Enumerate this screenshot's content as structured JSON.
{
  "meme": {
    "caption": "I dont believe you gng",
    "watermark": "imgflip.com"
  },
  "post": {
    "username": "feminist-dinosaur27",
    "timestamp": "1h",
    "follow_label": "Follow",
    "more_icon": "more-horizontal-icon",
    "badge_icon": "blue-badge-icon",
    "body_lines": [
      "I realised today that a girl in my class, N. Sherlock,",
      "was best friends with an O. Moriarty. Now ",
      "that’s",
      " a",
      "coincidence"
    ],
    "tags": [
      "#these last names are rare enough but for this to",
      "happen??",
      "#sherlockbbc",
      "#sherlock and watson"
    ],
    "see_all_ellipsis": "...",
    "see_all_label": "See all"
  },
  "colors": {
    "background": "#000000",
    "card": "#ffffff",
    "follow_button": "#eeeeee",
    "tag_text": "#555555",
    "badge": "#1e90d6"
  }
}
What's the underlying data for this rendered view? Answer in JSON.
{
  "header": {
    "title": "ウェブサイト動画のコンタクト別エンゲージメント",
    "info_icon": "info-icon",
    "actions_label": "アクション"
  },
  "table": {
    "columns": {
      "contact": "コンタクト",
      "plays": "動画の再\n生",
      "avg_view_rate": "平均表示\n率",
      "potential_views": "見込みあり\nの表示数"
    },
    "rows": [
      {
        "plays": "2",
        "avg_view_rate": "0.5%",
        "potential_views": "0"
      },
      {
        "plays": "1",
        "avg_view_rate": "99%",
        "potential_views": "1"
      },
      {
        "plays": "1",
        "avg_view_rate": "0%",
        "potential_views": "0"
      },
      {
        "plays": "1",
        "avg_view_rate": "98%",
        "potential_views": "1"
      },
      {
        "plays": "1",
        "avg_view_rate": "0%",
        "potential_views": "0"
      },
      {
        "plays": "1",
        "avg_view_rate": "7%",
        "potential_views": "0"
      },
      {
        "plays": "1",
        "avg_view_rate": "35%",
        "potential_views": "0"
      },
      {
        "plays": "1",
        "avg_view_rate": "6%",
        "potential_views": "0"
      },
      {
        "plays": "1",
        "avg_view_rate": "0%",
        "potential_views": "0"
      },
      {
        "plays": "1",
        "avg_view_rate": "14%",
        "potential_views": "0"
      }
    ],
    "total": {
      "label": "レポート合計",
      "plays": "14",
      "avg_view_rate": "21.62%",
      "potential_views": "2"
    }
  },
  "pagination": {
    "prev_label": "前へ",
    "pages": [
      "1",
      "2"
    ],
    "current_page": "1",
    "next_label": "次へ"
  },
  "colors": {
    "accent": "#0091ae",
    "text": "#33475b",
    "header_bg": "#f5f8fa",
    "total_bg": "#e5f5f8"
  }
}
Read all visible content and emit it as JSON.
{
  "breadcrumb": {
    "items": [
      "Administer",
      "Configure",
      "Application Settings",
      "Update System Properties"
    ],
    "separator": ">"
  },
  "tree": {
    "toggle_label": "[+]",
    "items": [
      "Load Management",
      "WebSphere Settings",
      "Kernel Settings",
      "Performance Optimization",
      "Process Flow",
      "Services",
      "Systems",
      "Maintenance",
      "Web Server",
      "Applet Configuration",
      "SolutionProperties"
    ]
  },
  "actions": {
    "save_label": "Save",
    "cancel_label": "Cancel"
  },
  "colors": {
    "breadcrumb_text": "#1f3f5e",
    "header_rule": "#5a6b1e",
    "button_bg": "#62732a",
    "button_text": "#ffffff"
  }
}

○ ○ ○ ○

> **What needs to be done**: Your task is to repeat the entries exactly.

> **Answer to this problem**:
Enumerate this screenshot's content as structured JSON.
{
  "meme": {
    "caption": "I dont believe you gng",
    "watermark": "imgflip.com"
  },
  "post": {
    "username": "feminist-dinosaur27",
    "timestamp": "1h",
    "follow_label": "Follow",
    "more_icon": "more-horizontal-icon",
    "badge_icon": "blue-badge-icon",
    "body_lines": [
      "I realised today that a girl in my class, N. Sherlock,",
      "was best friends with an O. Moriarty. Now ",
      "that’s",
      " a",
      "coincidence"
    ],
    "tags": [
      "#these last names are rare enough but for this to",
      "happen??",
      "#sherlockbbc",
      "#sherlock and watson"
    ],
    "see_all_ellipsis": "...",
    "see_all_label": "See all"
  },
  "colors": {
    "background": "#000000",
    "card": "#ffffff",
    "follow_button": "#eeeeee",
    "tag_text": "#555555",
    "badge": "#1e90d6"
  }
}
What's the underlying data for this rendered view? Answer in JSON.
{
  "header": {
    "title": "ウェブサイト動画のコンタクト別エンゲージメント",
    "info_icon": "info-icon",
    "actions_label": "アクション"
  },
  "table": {
    "columns": {
      "contact": "コンタクト",
      "plays": "動画の再\n生",
      "avg_view_rate": "平均表示\n率",
      "potential_views": "見込みあり\nの表示数"
    },
    "rows": [
      {
        "plays": "2",
        "avg_view_rate": "0.5%",
        "potential_views": "0"
      },
      {
        "plays": "1",
        "avg_view_rate": "99%",
        "potential_views": "1"
      },
      {
        "plays": "1",
        "avg_view_rate": "0%",
        "potential_views": "0"
      },
      {
        "plays": "1",
        "avg_view_rate": "98%",
        "potential_views": "1"
      },
      {
        "plays": "1",
        "avg_view_rate": "0%",
        "potential_views": "0"
      },
      {
        "plays": "1",
        "avg_view_rate": "7%",
        "potential_views": "0"
      },
      {
        "plays": "1",
        "avg_view_rate": "35%",
        "potential_views": "0"
      },
      {
        "plays": "1",
        "avg_view_rate": "6%",
        "potential_views": "0"
      },
      {
        "plays": "1",
        "avg_view_rate": "0%",
        "potential_views": "0"
      },
      {
        "plays": "1",
        "avg_view_rate": "14%",
        "potential_views": "0"
      }
    ],
    "total": {
      "label": "レポート合計",
      "plays": "14",
      "avg_view_rate": "21.62%",
      "potential_views": "2"
    }
  },
  "pagination": {
    "prev_label": "前へ",
    "pages": [
      "1",
      "2"
    ],
    "current_page": "1",
    "next_label": "次へ"
  },
  "colors": {
    "accent": "#0091ae",
    "text": "#33475b",
    "header_bg": "#f5f8fa",
    "total_bg": "#e5f5f8"
  }
}
Read all visible content and emit it as JSON.
{
  "breadcrumb": {
    "items": [
      "Administer",
      "Configure",
      "Application Settings",
      "Update System Properties"
    ],
    "separator": ">"
  },
  "tree": {
    "toggle_label": "[+]",
    "items": [
      "Load Management",
      "WebSphere Settings",
      "Kernel Settings",
      "Performance Optimization",
      "Process Flow",
      "Services",
      "Systems",
      "Maintenance",
      "Web Server",
      "Applet Configuration",
      "SolutionProperties"
    ]
  },
  "actions": {
    "save_label": "Save",
    "cancel_label": "Cancel"
  },
  "colors": {
    "breadcrumb_text": "#1f3f5e",
    "header_rule": "#5a6b1e",
    "button_bg": "#62732a",
    "button_text": "#ffffff"
  }
}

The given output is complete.